Closer “Kids on the Run” might as well be Springsteen, but Matsson doesn’t try to be. He keeps everything his own as he weeps over a mourning piano melody: “And the cold sky will write us a song/But will we ever confess what we’ve done?/Guess we’re still kids on the run.”
Sure, broad American folk has been done before, and done better. But has it ever been done this well by a Swede? Give The Tallest Man on Earth a chance and he’ll give you a reason to keep listening.
Check out "King of Spain":
We all have a soft spot for pop music, but we don’t need to keep it a secret anymore. Janelle Monae is the real deal – a bona fide pop star with genuine credibility.
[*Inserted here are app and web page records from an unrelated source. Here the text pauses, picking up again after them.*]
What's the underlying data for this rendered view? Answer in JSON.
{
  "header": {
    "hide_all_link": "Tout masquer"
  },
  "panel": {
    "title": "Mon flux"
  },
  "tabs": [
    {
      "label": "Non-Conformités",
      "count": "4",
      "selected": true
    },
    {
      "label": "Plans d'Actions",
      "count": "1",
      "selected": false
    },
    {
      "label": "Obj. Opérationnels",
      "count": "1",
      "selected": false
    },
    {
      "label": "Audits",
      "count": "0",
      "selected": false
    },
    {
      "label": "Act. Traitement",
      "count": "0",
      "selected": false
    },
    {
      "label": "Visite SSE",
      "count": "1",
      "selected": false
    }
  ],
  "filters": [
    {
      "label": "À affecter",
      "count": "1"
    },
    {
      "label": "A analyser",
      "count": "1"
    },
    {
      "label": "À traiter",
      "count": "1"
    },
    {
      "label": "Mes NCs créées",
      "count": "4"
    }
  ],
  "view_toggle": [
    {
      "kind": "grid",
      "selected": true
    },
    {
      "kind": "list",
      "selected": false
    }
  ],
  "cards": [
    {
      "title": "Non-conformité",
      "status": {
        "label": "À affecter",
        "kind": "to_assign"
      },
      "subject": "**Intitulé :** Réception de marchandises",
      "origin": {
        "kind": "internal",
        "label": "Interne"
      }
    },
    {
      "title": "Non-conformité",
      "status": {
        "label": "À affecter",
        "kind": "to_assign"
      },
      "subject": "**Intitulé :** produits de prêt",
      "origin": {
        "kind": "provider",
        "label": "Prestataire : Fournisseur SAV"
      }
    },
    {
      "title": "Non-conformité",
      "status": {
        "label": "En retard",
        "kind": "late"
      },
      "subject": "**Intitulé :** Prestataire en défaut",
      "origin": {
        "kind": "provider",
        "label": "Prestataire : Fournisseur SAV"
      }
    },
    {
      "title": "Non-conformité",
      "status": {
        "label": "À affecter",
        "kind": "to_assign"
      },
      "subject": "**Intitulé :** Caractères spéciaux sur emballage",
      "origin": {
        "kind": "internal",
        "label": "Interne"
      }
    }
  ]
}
She breezes her way through R&B, soul, funk, pop and dance, weaving between sharp horn sections, Hendrix-style guitar solos, dance beats and everything in between.
The ArchAndroid, her debut album, runs through a labyrinth of genres, telling the story of an android in the year 2719.
The futuristic epic also pays homage to the past. On “Tightrope,” Monae delivers lines like, “Whether I’m high or low, I’m gonna tip on the tightrope,” with all the diction of Otis Redding. She also uses semi-improvised, spoken-word segues like “Now put some voodoo on it,” mimicking soul legends.
She also tackles “Ziggy Stardust” psychedelic rock on “Mushrooms & Roses,” which according to the liner notes, was inspired by a stage dive at Bonnaroo and Jack White’s mustache. Monae’s melting pot also includes guests like Saul Williams, Big Boi and Of Montreal, who each brought their unique flavor.
The ArchAndroid fuses all sorts of styles but remains cohesive – like a science fiction Thriller.
Janelle Monae is taking the guilt out of pop music. We should all thank her.
Check out the video for "Tightrope":
Dirty blues – grimy, nasty, gritty blues – that’s what we’ve come to expect from The Black Keys, the Akron duo of guitarist/vocalist Dan Auerbach and drummer Patrick Carney. After a series of experiments, including an Auerbach solo album and the Blakroc hip-hop collaboration with rappers such as Mos Def, ODB and Ludacris in 2009, The Black Keys returned with an ever-evolving sound. h="346" />
With incredibly catchy Danger Mouse production, “Tighten Up,” indicates a shift to soul elements. Auerbach howls his way through lines like, “Take my badge, but my heart remains loving you, baby child,” and makes you believe it.
They go so far with the soul flavor that they cover “Never Gonna Give You Up” on the penultimate track. No, they didn’t Rickroll us. This is a Jerry Butler-penned track also recorded by Isaac Hayes on the “Black Moses” album. These tracks alone give Brothers a looser sound than their tight blues-rock records, such as 2008’s Attack & Release.
“She’s Long Gone” may as well be Cream-era Clapton, and “Black Mud” could be Creedance Clearwater Revival.
This blend of classic soul and blues makes the 15-track Brothers a bendy hour of fun. From Auerbach’s faded, hauntingly soulful falsettos to the raw blues riffs, Brothers stays interesting throughout.
Check out "Tighten Up":